A couple of years after my mom had passed, my dad met Janet, after a friend urged him to create an eHarmony account. I remember when he created his profile - I think it took about three hours! - and he asked me to read his answers. It was thorough! My dad was a catch - apparently widowers in their early 60s are a hot ticket item in a demographic that tends to be largely female. He communicated and dismissed his share of women who were not intellectually and culturally satisfying to him (apparently “shopping” is a common hobby), and eventually Janet appeared. After a few online messages and phone calls, they met in person (she lived in VA, he in SC). A few months later they were engaged, and a few months after that they married. That was over ten years ago.
I remember during this time, well-meaning friends saying things like, “Susanne, aren’t you upset? Don’t you think this is rather soon for him to be dating/getting married?” Quite honestly, I did not know what they were talking about. Soon after they started dating, Janet flew up on her own to CT just to meet me, my husband and my kids. From the beginning, I sensed and now know that she is kind, authentic, and truly cares about my dad. And she is intimidatingly smart! They have the same obsession for opera, classical music, classical literature and art museums. They both dislike shopping, love to travel, cook, walk on the beach. Janet has taught at various universities including Georgetown and Howard U, and I think this may have been a factor in my dad’s decision to get his Master’s at the age of 69, and embark on a new career in teaching (he is now the head of his school’s language department!).

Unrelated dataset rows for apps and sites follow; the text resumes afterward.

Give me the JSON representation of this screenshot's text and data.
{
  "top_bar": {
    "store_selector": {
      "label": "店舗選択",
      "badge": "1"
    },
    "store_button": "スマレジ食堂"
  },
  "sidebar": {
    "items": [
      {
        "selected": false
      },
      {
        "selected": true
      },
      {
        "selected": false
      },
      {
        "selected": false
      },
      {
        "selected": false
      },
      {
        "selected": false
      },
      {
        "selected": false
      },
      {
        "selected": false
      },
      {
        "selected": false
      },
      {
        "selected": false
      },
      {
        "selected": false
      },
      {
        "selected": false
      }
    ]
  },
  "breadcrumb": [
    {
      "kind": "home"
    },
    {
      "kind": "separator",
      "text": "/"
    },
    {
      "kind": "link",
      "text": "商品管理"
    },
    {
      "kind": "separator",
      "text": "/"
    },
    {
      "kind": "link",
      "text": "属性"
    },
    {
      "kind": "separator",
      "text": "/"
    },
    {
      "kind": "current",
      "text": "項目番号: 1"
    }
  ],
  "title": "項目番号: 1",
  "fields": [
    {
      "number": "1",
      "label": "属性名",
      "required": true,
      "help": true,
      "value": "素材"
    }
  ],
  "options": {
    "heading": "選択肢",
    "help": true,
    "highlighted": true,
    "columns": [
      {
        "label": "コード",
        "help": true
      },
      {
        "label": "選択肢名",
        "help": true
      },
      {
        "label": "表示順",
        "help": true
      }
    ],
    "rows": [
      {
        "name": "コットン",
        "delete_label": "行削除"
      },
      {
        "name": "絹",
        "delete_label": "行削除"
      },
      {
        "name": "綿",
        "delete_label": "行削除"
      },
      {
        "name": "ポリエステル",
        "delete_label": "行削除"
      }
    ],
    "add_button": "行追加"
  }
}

I realize that my mom paved the way for me to find acceptance, and this was perhaps one of the greatest gifts she could have given me. And my dad. He and my mom had a wonderful, adventurous three decades or so together, raising two children across four countries. And, that part of the journey ended for them, for our family. When my dad met Janet, he started a new journey, that did not take away from his time with my mom. Janet takes good care of my dad and I do not have to worry about him, knowing he is in loving, attentive hands. Sure, there was a transition when his new love distracted him from doting on his daughters and grandchildren, but that was a temporary adjustment and it gave way to a new normal. And they certainly dote on their five grandchildren!
As I was running yesterday and thinking about motherhood, and the often mixed feelings around Mother’s Day depending on where we are as mothers, daughters, wives, and how we are managing our expectations, I was thinking about how this day may feel for stepmoms. I imagine being a stepmom, even when you are entering a family with adult children, the way Janet did, is a scary adventure, with lots of potential for conflict and drama. I am grateful that my dad lucked out/chose well, and that my mom paved the way for acceptance and gratitude. And my hope is that on this Mother’s Day, as I think of my mom with love, sadness, and longing, and I also feel so much gratitude and love for my stepmom, Janet - that if you are a stepmom, or are struggling to accept a stepmom, that you feel love and compassion. In this morning’s yoga class, the teacher pointed out that we most fear external forces, but the truth is that the greatest sources of pain are within us. So, may we all just soften into this messy, brutiful existence, stay present, and accept that we are doing the best we can, right now.
Happy Mother’s Day :)
Wellness coach, athlete, mom, entrepreneur. I love helping people mindfully reboot their health & joy.